English High Court Judge Stephen Phillips ruled that the debt, which accumulated over a decade, didn’t have to be paid back to Tehran because it was accrued when it was under sanctions. Furthermore, the court ruled it wasn’t clear whether there is a body the UK can pay without breaching sanctions.

Many believe that the debt is a vital bargaining tool for the release of Nazanin Zaghari-Ratcliffe, the British-Iranian dual national who is imprisoned in Tehran, although this has not been confirmed by either party.

In February 2018, the team of British Prime Minister Boris Johnson, then Foreign Secretary, told The Sun newspaper the debt would be paid to Iran, but disagreements in parliament meant the cash was never handed over. The comments were made after a meeting between Mr Johnson and Richard Ratcliffe, Ms Zaghari-Ratcliffe’s husband.

The UK not handing over the money reportedly made Iran foreign minister Javad Zarif so furious that he washed his hands of the Zaghari-Ratcliffe case.

However, British officials have been keen to downplay the case that is fraught with tension around the release of the British-Iranian national, saying the cases are unrelated and emphasising that both parties made that clear during the court proceedings, which have lasted for many decades.

Asked about the case, a spokesperson for the British Ministry of Defence (MoD) told The National: "This is a longstanding commercial dispute about contracts signed over 40 years ago with the Iranian regime pre-revolution. While legal proceedings continue, it would be inappropriate to comment further."

The initial dispute involved a 1970s defence deal between the Iranian defence ministry and the International Military Services (IMS), a company majority owned by the MoD and minority owned by Britain's economic and finance ministry.

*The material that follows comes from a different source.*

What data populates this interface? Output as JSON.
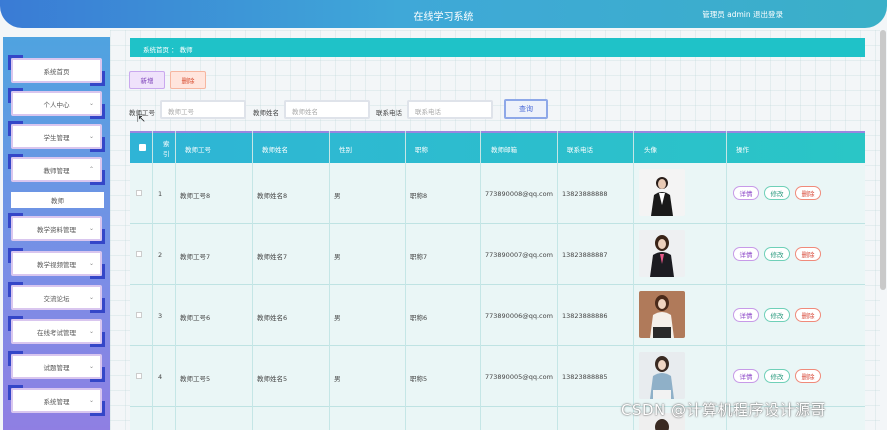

IMS has sought to resolve the long-running dispute over many years by trying to identify a solution that does not offend sanctions.

The company agreed in 1971 to sell the Shah of Iran 1,5000 Chieftain tanks and armoured vehicles but the contracts were cancelled in 1979 after the shah was disposed in a revolution.

Iran had already paid for the undelivered tanks and demanded its money back.

In his first few days as leader, Mr Johnson has come under pressure to use his first days in office to work for the release of Ms Zaghari-Ratcliffe, while he tries to balance the British relations with Iran after two oil tankers were seized off the coast of Gibraltar and in the Strait of Hormuz.

On Thursday, Britain announced that it will use warships to escort all of its vessels through the Strait of Hormuz after the Stena Impero ship was seized in the vital chokepoint last Friday.

Sanam Vakil, senior research fellow, of Chatham House’s Middle East and North Africa programme, said the seizure of the British ship “was in part a piece of theatre intended to appease domestic clamour for Tehran to assert itself.”